A new Bankrate.com survey looked into the state of our nest eggs—and found 10% of working Americans haven’t contributed to retirement funds at all in 2015 or 2014.
“That data point is a trouble spot,” admits Greg McBride, CFA, Bankrate.com chief financial analyst. “It’s the highest it’s been in polls we’ve done and does dilute the good news we saw in other areas.”
The limited availability of employer-sponsored 401(k)s and unfamiliarity with alternatives like IRAs are two possible obstacles. Stagnant incomes, McBride adds, continue to hold back saving rates.
In the race to retirement, Millennials (aged 18 to 29) are at the back of the pack, with those survey respondents least likely to be contributing to 401(k)s or IRAs.

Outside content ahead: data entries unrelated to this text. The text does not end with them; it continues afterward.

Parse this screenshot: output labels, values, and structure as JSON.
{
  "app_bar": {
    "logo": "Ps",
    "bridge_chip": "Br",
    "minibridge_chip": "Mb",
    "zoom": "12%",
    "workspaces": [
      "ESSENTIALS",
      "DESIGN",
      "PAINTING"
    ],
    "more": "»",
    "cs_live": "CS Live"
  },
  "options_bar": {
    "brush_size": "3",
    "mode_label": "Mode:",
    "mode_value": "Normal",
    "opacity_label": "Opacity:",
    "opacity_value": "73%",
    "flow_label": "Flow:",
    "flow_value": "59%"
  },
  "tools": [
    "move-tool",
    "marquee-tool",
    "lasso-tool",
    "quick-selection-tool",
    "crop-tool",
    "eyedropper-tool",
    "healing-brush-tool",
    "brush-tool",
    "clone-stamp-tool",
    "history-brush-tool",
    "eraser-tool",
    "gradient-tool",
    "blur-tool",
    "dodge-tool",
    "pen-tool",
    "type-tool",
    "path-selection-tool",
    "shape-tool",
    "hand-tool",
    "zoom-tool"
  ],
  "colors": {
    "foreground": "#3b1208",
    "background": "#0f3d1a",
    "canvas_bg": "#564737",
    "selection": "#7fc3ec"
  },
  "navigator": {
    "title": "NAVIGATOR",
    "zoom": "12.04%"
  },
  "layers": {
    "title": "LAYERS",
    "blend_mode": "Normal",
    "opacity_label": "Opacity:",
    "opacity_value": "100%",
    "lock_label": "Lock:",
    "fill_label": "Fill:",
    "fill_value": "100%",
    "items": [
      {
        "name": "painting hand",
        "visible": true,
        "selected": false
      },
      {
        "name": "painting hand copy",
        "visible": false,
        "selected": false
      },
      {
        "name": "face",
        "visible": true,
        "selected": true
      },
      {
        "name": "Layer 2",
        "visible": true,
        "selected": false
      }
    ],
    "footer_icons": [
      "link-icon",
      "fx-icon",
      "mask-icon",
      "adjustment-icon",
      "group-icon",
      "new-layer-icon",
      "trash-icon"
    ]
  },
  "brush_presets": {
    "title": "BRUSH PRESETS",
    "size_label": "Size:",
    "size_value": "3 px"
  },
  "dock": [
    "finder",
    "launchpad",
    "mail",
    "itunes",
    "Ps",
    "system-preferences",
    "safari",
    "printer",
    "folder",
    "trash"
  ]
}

Sure, their golden years are a long way off, but Millennials are missing out big by delaying. Financial pros like to say that time is your greatest ally in saving for retirement because of the power of compound growth.
As for that good news? It turns out that 19% of Americans are socking away more this year than last, while only 14% are falling behind. (About half are holding steady.)
“We’ve never seen a gap that big in favor of those saving more—it’s a reversal over the past few years that’s consistent with greater job stability,” he points out. “And it suggests recognition that retirement savings won’t happen if you don’t do it.”
The pressure’s increasingly on you, the future retiree, and maybe that’s a reason why the overall sense of financial security declined, especially among women surveyed.
There isn’t necessarily a quick fix to get yourself into that 19% power group of savers. But you can watch out for these common retirement mistakes as you shore up your nest egg.